Making sense of coronavirus statistics

Wharton professor Adi Wyner digs into the statistics about the COVID-19 outbreak and offers insights into what the numbers mean.

From Wharton Stories



In the News


The Wall Street Journal

Novartis inks deal to make experimental coronavirus vaccines

The pharmaceutical company Novartis has agreed to manufacture a gene-based coronavirus vaccine that Penn helped develop.

FULL STORY →



The New York Times

All 50 states are now reopening. But at what cost?

Kent Smetters of the Wharton School spoke about the School’s modeling of state reopenings and coronavirus risk. “Everyone wants us to talk about policy, but in fact personal behavior still matters a lot here,” he said.

FULL STORY →



Voice of America

Can dogs sniff out COVID-19

Cynthia Otto of the School of Veterinary Medicine spoke about efforts to train dogs to sniff out COVID-19. “We need to first confirm that there is an odor associated with the virus and that we can detect it in the samples,” she said.

FULL STORY →



KYW Newsradio (Philadelphia)

Penn is training dogs to sniff out COVID-19 in humans

Cynthia Otto of the School of Veterinary Medicine spoke about the Working Dog Center’s efforts to train dogs to detect COVID-19 in humans. “Basically, we are looking at urine samples. We are hoping to look at saliva and breath samples as well,” she said. “We are going to tell basically if there is an odor excreted in these samples.”

FULL STORY →



The Washington Post

Experiment shows human speech generates droplets that linger in the air for more than 8 minutes

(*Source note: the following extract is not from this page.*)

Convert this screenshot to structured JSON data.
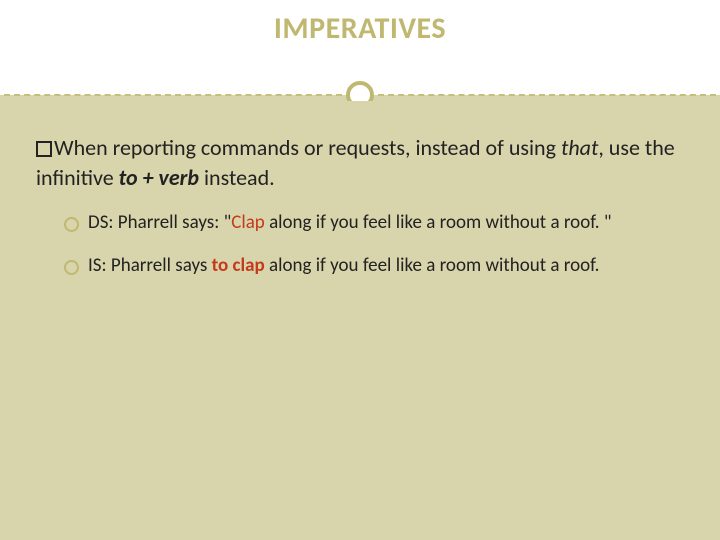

Christina Bax of the Perelman School of Medicine co-authored a study that found human speech can emit small respiratory droplets that can linger in the air for more than eight minutes, potentially contributing to the spread of the coronavirus.

FULL STORY →



Morning Edition (NPR)

Researchers experiment to see if dogs can detect COVID-19

Cynthia Otto of the School of Veterinary Medicine spoke about the potential use of scent-detecting dogs to identify COVID-19 in humans.

FULL STORY →